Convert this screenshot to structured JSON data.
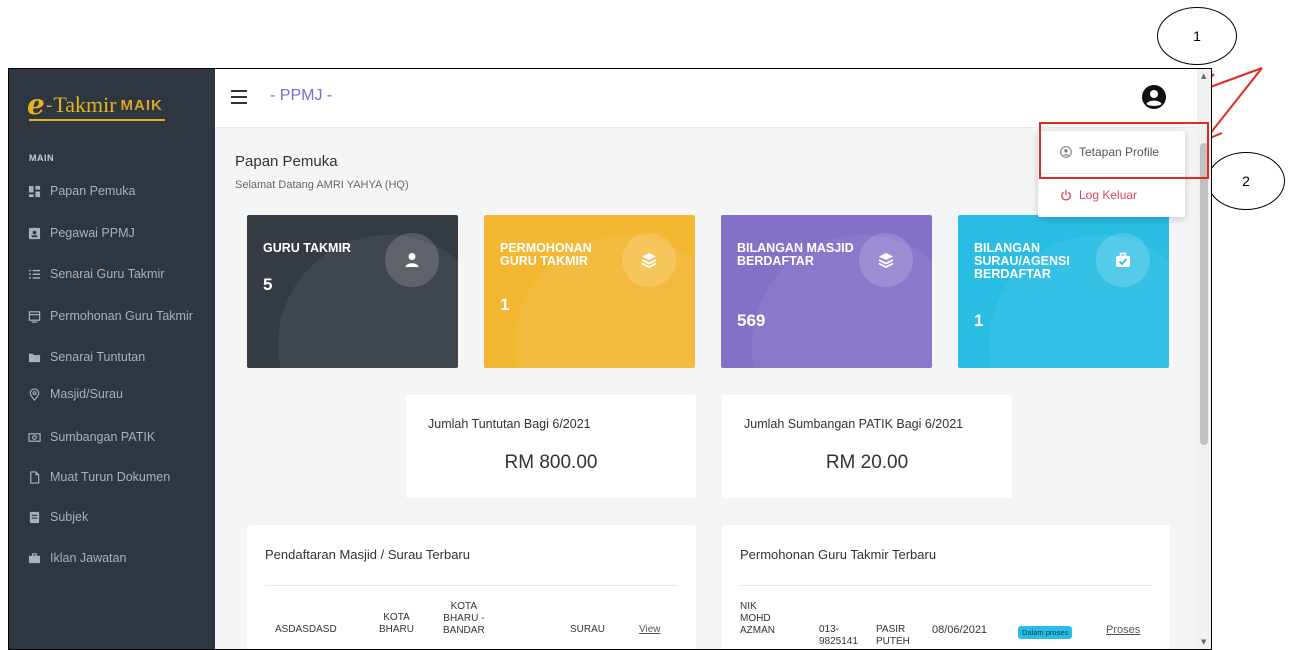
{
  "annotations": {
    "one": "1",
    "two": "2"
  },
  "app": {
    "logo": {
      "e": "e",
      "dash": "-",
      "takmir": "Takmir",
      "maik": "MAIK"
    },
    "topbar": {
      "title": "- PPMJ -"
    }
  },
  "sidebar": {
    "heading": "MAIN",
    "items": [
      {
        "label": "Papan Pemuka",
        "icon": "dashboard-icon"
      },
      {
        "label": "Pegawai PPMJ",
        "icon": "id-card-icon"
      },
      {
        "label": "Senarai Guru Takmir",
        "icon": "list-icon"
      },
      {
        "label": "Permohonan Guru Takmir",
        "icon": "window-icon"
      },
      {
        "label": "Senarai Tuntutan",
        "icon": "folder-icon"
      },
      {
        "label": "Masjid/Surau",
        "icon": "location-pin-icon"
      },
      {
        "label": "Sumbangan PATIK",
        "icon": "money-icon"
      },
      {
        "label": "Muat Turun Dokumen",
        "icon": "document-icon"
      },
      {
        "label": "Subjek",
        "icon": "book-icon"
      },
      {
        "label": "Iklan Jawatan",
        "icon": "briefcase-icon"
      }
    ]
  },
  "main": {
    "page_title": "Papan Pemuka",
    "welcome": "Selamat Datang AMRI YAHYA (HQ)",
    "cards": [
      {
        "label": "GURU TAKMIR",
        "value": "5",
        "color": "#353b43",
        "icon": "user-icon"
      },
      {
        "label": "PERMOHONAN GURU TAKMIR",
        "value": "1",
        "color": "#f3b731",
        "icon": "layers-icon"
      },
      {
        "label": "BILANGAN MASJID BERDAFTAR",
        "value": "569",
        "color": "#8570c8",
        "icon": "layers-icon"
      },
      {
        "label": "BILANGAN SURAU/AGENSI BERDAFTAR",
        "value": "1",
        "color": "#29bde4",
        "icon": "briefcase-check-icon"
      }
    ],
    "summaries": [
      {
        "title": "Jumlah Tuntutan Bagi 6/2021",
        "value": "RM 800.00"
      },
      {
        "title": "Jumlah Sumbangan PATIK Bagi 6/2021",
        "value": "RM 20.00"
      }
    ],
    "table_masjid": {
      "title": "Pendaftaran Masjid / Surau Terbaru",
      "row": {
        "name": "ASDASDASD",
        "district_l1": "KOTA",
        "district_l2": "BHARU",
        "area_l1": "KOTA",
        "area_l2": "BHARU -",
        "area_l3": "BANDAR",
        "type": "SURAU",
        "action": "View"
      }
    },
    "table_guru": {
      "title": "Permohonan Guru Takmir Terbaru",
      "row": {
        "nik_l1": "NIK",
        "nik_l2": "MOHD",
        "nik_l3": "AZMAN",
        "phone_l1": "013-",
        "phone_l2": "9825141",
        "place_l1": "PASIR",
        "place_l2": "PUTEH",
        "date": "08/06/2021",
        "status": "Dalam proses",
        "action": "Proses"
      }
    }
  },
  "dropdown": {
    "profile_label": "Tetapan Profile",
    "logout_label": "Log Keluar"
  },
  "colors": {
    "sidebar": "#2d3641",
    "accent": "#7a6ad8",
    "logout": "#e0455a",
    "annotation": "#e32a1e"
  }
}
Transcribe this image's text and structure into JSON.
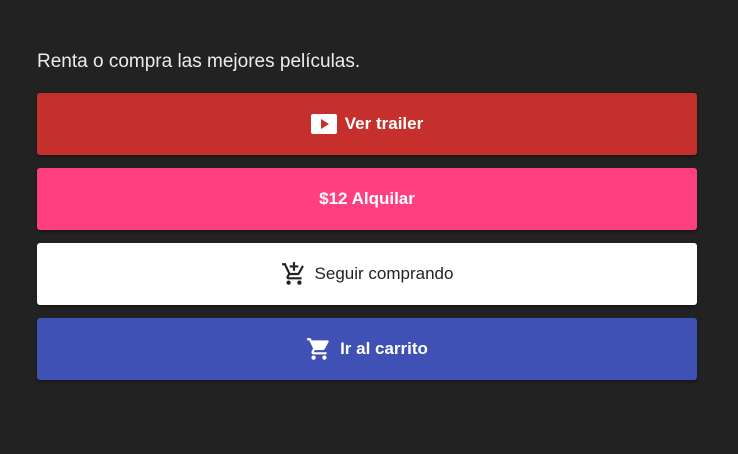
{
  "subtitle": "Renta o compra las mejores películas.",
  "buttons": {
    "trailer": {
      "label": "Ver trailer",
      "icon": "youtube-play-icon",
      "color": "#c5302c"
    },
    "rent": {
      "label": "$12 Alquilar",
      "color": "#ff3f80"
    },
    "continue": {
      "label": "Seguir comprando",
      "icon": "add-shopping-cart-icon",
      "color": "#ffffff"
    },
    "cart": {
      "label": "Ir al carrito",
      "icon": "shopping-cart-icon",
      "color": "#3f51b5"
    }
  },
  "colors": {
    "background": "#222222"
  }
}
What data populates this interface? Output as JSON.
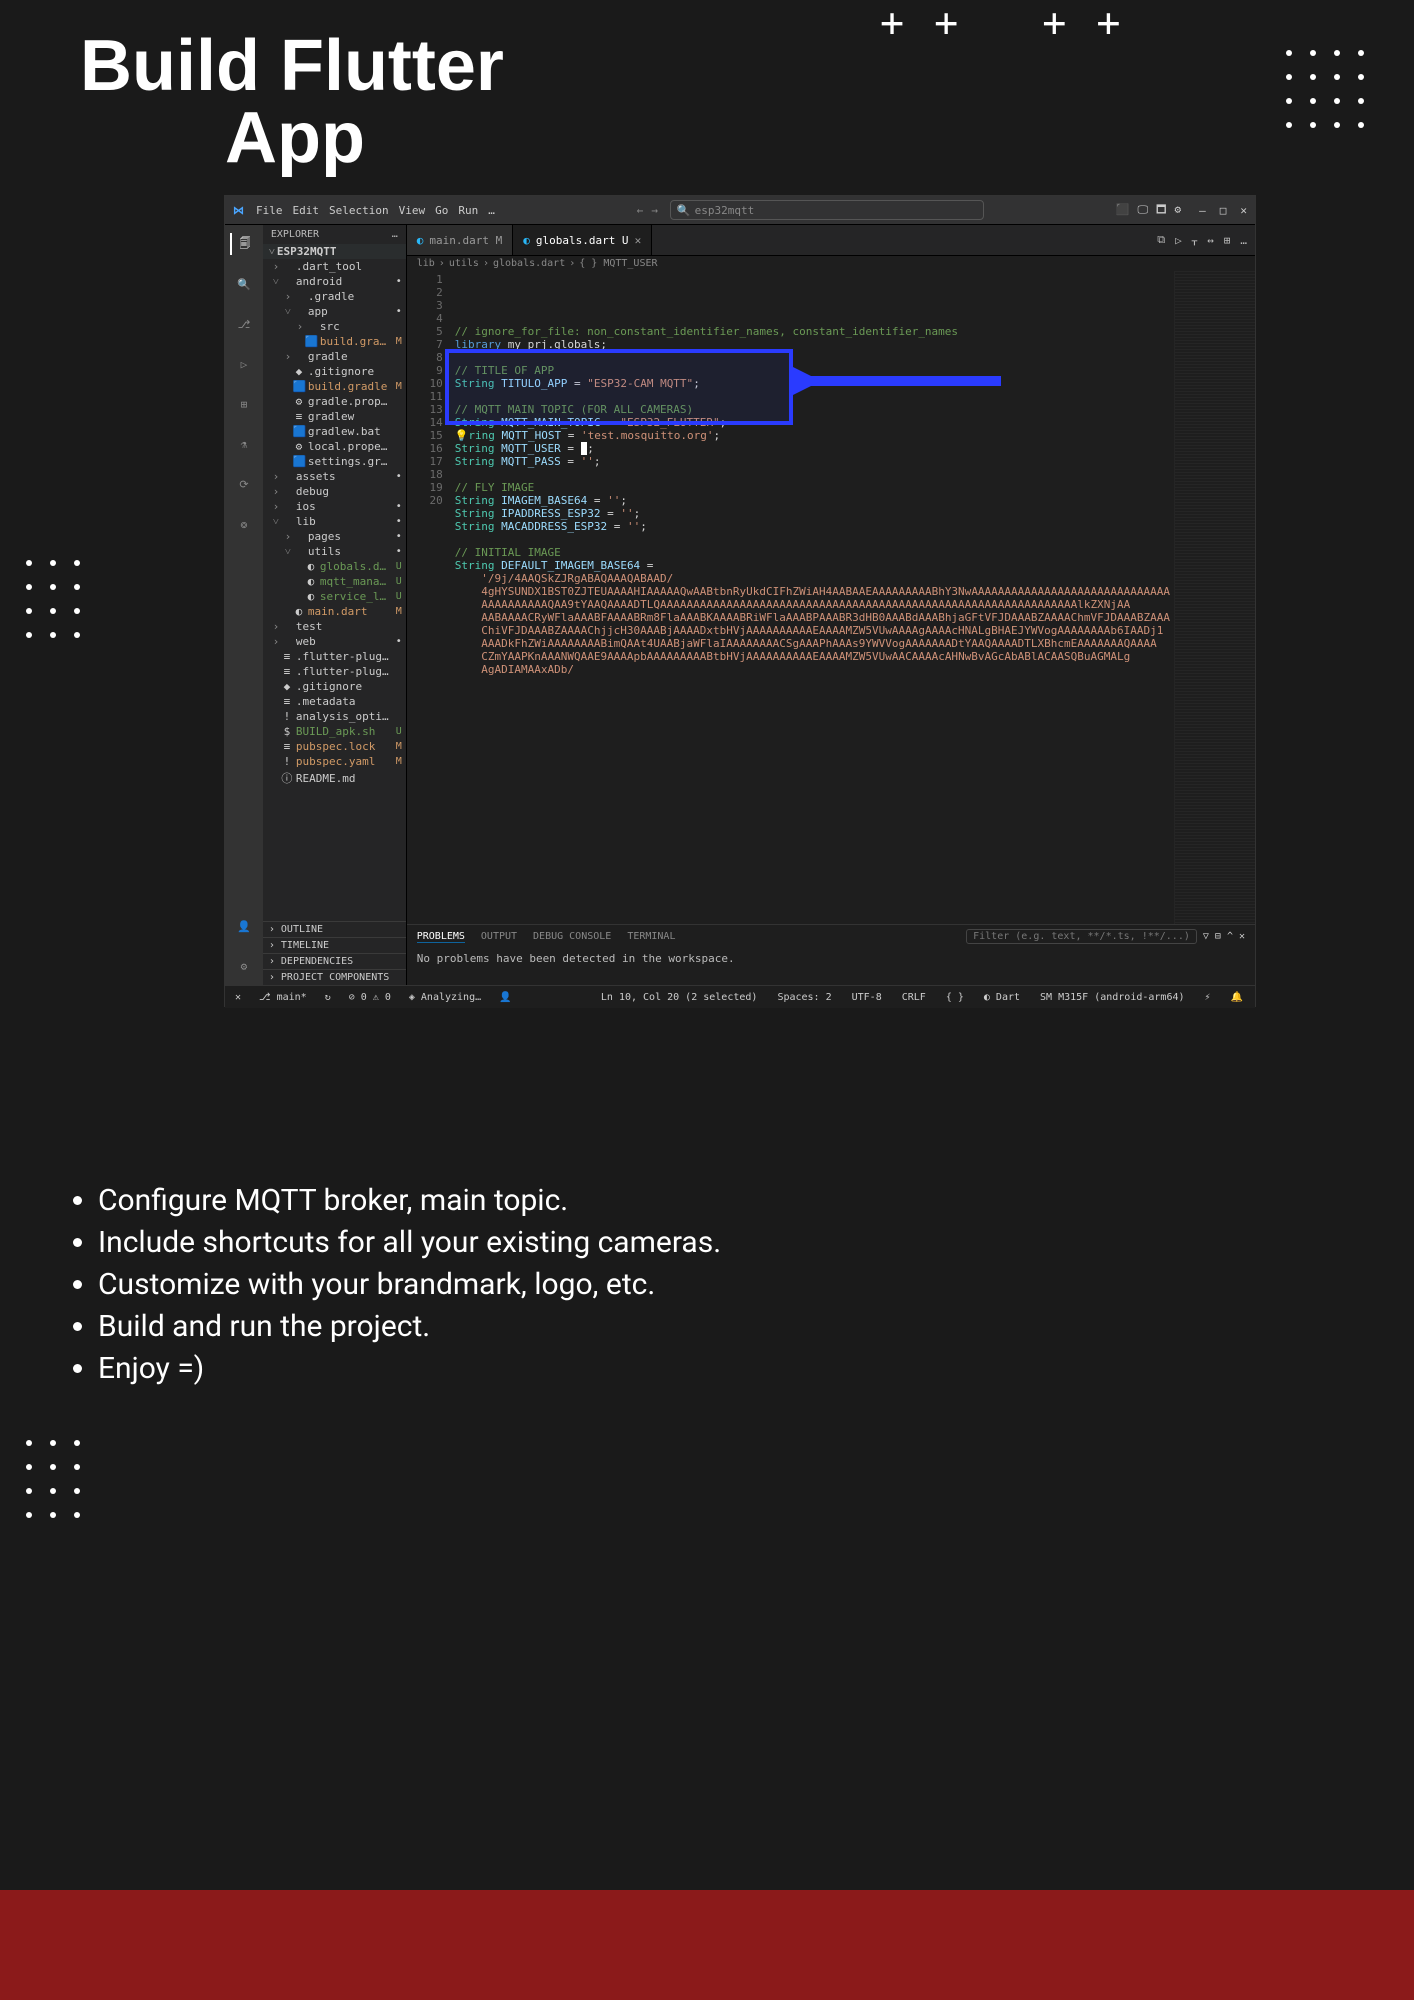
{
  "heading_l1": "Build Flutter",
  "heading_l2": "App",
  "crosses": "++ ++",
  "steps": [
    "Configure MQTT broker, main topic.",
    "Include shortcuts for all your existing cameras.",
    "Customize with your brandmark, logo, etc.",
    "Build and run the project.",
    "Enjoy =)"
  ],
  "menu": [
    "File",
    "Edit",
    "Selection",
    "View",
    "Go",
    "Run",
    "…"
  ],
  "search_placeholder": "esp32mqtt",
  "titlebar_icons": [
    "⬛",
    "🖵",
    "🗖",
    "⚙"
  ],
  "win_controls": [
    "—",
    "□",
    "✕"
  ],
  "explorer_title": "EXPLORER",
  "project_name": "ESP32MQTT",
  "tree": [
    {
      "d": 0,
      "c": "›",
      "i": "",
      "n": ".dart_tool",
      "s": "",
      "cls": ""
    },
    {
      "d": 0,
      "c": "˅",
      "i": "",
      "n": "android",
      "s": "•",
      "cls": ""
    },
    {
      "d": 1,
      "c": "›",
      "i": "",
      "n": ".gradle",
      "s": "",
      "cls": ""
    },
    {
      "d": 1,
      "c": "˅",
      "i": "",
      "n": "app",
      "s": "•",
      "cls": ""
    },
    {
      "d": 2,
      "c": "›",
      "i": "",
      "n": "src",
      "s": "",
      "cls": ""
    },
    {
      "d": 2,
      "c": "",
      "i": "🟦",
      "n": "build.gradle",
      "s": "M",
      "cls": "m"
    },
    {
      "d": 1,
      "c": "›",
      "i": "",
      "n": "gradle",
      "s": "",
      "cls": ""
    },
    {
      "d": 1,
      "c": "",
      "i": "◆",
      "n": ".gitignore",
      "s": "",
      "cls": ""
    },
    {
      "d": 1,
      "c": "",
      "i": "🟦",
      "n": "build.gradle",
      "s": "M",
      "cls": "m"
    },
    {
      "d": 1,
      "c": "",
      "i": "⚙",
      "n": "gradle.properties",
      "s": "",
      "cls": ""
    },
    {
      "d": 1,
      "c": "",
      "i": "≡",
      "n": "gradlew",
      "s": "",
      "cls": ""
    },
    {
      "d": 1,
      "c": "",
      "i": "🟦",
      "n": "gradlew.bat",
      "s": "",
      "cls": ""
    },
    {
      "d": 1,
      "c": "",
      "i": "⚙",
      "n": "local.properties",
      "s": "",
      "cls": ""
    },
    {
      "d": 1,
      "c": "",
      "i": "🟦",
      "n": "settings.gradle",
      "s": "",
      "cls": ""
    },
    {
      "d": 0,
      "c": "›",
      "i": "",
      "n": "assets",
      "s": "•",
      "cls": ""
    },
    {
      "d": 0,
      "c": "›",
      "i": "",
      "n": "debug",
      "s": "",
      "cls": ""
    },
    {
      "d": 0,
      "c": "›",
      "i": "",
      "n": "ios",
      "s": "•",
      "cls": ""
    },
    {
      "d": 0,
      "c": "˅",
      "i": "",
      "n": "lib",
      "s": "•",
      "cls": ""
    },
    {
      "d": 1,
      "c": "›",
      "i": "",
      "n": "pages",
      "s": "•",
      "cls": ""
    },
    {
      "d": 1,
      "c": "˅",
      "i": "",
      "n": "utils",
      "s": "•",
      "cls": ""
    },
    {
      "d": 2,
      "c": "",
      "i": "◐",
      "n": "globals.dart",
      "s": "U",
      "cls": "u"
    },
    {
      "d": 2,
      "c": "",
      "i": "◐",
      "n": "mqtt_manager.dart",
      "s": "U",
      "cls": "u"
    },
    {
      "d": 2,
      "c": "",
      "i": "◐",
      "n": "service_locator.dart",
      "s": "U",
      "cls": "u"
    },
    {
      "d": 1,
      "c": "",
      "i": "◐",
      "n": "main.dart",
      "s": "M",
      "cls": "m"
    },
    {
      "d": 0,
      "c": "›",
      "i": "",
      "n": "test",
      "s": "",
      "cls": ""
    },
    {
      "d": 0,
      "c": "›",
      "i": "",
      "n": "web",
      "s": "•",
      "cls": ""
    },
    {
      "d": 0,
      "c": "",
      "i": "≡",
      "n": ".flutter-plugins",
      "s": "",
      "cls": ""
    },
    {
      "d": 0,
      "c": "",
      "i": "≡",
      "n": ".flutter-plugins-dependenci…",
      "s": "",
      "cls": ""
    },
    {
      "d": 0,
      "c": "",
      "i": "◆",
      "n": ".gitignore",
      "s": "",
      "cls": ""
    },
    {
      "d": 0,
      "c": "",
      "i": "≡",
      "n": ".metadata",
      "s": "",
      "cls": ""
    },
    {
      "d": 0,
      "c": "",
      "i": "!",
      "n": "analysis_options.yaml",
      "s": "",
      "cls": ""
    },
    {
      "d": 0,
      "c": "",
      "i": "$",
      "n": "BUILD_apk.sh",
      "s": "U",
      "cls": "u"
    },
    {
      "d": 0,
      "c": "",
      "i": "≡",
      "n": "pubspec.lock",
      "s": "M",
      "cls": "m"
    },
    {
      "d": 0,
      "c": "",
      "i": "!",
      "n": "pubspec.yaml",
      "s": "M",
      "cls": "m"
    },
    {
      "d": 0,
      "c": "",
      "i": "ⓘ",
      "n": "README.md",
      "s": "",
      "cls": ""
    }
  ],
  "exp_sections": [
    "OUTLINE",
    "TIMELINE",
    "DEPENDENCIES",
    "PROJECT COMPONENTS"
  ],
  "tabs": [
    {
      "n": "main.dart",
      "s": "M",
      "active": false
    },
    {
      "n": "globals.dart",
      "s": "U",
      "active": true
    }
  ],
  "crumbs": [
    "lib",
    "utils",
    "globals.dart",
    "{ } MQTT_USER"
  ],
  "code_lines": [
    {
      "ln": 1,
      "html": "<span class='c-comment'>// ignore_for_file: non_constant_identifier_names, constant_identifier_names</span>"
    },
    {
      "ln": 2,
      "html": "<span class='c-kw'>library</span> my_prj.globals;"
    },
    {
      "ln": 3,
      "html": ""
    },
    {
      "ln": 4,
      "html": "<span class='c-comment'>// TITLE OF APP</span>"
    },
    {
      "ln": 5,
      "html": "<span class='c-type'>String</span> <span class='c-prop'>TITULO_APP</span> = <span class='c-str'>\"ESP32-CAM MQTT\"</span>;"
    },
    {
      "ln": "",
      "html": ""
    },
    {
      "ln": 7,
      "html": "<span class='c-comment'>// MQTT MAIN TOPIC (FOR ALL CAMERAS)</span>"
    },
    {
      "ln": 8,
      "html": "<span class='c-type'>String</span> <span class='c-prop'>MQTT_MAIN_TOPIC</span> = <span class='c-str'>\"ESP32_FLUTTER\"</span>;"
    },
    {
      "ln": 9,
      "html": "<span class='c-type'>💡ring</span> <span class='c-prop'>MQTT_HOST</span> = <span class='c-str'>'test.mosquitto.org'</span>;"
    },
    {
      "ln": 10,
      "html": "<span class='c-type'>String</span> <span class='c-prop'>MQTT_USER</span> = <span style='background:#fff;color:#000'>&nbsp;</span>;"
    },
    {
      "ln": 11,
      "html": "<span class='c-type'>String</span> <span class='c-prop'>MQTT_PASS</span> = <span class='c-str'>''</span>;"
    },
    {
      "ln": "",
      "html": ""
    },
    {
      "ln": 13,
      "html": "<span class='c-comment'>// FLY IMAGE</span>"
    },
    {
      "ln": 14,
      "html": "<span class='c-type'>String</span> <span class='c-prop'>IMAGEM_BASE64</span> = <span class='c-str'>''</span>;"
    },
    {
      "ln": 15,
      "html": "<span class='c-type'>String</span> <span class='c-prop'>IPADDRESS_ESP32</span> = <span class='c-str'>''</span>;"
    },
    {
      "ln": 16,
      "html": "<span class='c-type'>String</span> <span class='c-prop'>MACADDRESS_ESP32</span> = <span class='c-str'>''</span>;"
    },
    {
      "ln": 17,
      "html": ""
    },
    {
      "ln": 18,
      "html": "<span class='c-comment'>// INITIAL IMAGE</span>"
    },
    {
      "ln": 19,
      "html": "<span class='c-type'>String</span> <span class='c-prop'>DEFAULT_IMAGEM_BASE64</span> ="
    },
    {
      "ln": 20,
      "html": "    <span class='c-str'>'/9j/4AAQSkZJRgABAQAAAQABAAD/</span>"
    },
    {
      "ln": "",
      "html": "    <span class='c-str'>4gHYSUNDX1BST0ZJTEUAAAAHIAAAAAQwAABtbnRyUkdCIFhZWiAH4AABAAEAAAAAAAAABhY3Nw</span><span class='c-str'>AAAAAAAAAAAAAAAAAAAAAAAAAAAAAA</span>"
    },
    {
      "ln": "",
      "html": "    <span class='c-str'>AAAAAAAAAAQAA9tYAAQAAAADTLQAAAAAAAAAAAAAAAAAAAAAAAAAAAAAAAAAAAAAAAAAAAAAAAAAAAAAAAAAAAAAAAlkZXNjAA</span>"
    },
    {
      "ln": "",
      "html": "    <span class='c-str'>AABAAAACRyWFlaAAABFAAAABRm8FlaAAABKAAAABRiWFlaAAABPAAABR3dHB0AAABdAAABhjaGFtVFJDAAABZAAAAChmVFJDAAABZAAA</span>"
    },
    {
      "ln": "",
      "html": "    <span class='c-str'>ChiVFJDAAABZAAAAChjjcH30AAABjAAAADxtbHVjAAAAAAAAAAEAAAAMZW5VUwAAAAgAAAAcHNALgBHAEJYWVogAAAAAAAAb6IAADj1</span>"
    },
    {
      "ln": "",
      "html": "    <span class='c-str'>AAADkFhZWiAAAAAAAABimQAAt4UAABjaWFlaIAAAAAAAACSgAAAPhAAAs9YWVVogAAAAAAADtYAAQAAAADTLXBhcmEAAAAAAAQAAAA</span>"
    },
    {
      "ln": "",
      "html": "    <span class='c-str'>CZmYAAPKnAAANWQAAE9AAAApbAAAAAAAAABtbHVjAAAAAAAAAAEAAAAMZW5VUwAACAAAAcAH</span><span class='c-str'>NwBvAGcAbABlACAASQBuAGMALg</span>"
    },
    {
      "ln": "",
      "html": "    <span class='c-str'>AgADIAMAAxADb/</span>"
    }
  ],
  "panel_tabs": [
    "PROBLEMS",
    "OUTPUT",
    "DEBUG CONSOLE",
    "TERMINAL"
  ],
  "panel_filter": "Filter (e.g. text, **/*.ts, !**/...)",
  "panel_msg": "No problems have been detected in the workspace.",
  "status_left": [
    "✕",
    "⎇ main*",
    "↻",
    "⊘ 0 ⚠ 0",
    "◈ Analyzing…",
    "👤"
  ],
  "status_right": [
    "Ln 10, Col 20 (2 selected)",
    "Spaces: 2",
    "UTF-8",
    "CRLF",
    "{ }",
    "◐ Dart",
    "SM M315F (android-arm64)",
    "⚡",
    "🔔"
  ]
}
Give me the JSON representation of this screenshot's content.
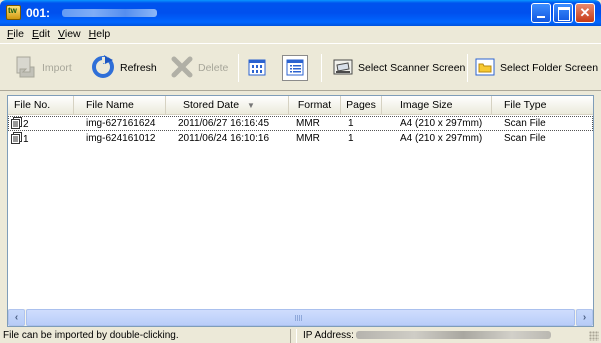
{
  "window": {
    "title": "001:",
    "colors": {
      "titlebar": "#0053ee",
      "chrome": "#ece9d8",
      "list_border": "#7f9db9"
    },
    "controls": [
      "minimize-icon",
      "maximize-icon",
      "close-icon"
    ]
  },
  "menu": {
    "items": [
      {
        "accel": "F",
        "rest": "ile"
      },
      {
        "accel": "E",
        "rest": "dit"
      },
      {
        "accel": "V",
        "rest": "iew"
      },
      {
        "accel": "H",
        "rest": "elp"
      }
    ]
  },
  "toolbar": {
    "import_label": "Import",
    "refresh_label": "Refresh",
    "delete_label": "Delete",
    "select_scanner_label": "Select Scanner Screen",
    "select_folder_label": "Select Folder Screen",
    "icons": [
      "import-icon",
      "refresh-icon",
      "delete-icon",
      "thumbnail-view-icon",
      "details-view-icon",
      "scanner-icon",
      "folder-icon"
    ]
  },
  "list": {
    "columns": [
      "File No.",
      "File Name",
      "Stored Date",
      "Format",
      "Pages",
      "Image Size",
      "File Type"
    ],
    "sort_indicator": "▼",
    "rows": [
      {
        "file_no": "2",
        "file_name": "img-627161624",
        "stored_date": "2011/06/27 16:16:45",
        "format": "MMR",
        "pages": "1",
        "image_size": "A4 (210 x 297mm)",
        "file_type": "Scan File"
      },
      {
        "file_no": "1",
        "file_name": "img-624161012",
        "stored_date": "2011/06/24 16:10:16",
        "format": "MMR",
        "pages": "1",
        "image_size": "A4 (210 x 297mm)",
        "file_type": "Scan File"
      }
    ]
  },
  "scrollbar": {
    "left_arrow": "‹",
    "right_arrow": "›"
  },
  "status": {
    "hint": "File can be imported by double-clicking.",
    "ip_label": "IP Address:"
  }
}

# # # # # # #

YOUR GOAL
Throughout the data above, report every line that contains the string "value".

EXERCISE SOLUTION
        "value": "5",
        "value": "1",
        "value": "569",
        "value": "1",
        "value": "RM 800.00"
        "value": "RM 20.00"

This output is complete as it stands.